The orderly rule of Cnut (1016-1035) brought Wessex under Earl Godwine. He and his sons, Swein and Harold, established a large estate in Somerset. Their doubtful allegiance to Edward the Confessor brought banishment for all three in 1051, but Harold returned in 1052, defeating a royal force after landing at Porlock. Somerset followed Earl Harold when he succeeded the Confessor as king in 1066. The fragment of the True Cross found on St Michael’s Hill at Montacute became the object of Harold’s particular interest, and its name was the war cry of the English troops at the battle of Hastings.

Montacute, perhaps not surprisingly, was one of the places where there was active opposition to that last great wave of conquest, and the count of Mortain’s castle there was besieged in 1068. The Saxon sheriff, Tofig, and the Saxon military leader, Eadnoth the Staller, supported William the Conqueror when Harold’s sons attempted to regain their father’s kingdom. Eadnoth fell fighting for his new king, and the people of Somerset found themselves again at the mercy of outsiders.

The king himself took the lands like Somerton and Cheddar, Wedmore and Axbridge, Frome and Bruton, once held by the royal house of Wessex. He seized great estates like Dulverton, Old Cleeve, Congresbury, and Keynsham, which had belonged to Earl Harold, or his sister, Edith.
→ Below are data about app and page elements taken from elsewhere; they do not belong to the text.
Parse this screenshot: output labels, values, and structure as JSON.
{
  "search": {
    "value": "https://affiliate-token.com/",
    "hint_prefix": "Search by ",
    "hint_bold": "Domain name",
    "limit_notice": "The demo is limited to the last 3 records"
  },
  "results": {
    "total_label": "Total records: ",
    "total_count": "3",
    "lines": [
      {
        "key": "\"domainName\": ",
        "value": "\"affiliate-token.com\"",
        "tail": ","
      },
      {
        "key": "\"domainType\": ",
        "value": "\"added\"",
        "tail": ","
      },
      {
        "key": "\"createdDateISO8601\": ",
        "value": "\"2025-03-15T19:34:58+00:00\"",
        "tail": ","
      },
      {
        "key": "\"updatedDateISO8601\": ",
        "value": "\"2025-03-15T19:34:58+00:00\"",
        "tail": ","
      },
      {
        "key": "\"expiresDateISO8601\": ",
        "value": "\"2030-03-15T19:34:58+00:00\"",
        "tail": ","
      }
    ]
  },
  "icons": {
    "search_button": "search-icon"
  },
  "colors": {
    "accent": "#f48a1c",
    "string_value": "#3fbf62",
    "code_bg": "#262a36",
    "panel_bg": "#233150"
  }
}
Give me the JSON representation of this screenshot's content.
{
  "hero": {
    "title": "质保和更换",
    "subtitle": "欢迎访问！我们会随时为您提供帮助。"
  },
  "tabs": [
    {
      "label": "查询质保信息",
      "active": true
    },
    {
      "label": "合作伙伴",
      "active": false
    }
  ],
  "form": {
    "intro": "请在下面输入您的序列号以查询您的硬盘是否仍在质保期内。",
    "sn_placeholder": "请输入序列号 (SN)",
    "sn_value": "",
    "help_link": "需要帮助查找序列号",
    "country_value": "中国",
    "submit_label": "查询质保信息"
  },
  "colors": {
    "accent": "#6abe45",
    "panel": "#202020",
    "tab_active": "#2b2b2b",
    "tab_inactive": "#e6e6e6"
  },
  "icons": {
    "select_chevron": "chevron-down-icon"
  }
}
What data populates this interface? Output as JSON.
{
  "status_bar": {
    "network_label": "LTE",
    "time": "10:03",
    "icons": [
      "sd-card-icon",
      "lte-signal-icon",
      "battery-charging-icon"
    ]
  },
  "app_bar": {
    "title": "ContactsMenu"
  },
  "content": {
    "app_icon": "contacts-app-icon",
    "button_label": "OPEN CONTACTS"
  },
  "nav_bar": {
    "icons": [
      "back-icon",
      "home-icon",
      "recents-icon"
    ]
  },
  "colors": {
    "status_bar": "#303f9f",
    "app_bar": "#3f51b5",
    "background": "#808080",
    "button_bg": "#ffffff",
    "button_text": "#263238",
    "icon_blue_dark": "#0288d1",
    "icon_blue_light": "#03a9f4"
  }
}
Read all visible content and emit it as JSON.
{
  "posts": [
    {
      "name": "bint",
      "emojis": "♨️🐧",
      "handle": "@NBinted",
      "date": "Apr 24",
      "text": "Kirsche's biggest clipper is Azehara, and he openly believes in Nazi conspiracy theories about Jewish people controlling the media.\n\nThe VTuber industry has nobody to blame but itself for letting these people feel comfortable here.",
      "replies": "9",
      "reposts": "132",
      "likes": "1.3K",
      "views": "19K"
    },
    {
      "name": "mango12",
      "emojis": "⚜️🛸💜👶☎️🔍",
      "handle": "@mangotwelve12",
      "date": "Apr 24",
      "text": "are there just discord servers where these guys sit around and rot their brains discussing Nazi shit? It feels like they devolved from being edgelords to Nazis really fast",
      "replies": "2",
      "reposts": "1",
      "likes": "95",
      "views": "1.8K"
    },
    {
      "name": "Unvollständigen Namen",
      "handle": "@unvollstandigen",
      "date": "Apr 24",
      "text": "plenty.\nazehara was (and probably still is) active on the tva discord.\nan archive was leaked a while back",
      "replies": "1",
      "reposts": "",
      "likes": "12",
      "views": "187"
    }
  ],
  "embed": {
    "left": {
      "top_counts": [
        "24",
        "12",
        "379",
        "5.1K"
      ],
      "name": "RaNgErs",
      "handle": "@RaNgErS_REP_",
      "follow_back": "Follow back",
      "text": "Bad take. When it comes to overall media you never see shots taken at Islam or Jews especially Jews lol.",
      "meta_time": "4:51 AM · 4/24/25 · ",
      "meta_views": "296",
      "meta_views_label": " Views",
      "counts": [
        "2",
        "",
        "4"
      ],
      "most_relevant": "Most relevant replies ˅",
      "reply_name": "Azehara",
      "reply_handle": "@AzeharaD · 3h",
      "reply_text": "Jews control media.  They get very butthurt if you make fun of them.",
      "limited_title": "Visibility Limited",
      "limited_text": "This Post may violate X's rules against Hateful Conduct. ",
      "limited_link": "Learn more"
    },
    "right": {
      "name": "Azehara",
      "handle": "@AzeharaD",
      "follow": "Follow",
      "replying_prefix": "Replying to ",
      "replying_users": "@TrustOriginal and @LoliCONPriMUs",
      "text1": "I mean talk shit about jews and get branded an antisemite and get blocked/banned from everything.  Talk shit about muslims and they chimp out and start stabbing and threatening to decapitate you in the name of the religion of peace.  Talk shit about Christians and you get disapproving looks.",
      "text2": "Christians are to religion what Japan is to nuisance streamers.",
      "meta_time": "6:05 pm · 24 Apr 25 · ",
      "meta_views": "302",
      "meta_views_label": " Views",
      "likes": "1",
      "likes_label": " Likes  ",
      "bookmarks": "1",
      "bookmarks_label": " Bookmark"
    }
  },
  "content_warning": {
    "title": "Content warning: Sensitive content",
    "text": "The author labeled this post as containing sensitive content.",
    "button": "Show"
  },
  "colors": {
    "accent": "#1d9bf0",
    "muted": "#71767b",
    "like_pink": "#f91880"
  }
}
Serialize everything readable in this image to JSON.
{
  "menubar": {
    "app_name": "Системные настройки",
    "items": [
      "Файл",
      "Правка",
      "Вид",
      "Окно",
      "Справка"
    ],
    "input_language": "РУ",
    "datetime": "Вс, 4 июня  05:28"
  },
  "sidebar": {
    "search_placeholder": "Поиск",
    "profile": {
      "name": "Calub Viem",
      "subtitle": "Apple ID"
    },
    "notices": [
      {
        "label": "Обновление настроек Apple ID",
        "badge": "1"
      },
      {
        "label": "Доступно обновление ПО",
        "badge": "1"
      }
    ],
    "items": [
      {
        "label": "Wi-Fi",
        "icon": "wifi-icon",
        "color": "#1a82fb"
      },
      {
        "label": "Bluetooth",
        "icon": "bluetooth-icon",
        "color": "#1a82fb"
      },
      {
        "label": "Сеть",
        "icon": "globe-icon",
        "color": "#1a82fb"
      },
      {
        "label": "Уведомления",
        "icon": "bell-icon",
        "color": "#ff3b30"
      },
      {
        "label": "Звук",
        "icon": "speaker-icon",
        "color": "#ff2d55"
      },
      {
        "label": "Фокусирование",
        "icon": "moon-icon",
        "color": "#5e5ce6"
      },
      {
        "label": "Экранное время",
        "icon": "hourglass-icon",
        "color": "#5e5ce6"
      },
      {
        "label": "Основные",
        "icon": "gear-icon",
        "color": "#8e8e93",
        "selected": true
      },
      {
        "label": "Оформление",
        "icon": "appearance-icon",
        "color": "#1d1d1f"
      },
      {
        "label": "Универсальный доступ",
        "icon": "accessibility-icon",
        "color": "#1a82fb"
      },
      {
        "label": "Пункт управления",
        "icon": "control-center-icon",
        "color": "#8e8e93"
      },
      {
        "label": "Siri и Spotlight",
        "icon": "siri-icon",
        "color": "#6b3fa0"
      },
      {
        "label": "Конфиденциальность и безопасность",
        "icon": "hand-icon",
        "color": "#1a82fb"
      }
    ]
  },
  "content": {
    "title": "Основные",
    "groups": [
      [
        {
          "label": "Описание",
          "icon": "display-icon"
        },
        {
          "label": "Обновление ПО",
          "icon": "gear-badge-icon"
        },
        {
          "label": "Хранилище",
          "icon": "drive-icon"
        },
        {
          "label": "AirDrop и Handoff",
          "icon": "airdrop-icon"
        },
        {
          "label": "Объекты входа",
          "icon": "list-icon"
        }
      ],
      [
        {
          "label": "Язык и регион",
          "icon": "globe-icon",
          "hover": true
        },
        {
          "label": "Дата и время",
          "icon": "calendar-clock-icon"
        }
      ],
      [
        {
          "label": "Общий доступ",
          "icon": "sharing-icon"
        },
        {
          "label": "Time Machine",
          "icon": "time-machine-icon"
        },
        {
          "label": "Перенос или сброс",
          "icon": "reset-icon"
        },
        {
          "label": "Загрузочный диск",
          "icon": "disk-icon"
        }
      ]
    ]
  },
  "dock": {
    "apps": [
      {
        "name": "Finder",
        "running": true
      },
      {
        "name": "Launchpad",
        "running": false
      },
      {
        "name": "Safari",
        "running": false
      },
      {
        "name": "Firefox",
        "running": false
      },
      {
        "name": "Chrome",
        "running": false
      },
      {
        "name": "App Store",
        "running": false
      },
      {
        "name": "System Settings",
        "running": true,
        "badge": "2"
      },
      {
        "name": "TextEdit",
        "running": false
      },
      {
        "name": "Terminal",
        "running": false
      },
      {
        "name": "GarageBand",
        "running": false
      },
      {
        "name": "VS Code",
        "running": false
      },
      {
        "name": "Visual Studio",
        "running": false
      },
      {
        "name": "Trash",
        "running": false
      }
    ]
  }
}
Saxon landowners gave place to Norman bishops and Norman lords, their names declaring their origins across the Channel. Walter de Dowai, Roger de Courceulles, William de Mohun, William de Falaise, and the count of Mortain were among the great tenants-in-chief. The count, half-brother to King William, had a vast holding spreading across the south of the county, with its centre at Montacute. Among the men who came to England with him were Alfred the butler, and Robert the constable, Bretel de St Clair, and Drew de Mont agud. Two by their names suggest their relationship with their lord, two their origins in the countryside of Normandy. But they came as permanent settlers in a new land, and left there, too, more than a memory of their existence. Bretel held, among other places, a manor called Ash, which he or others distinguished from other places of that name by the addition of his; thus was Ashbrittle born. Robert and Drew were the ancestors of the Beauchamps and the Montacutes, two families who belong to the very heart of medieval Somerset, two families still remembered at Hatch Beauchamp and Shepton Montague among the many Somerset place-names which owe their euphony to their Norman owners.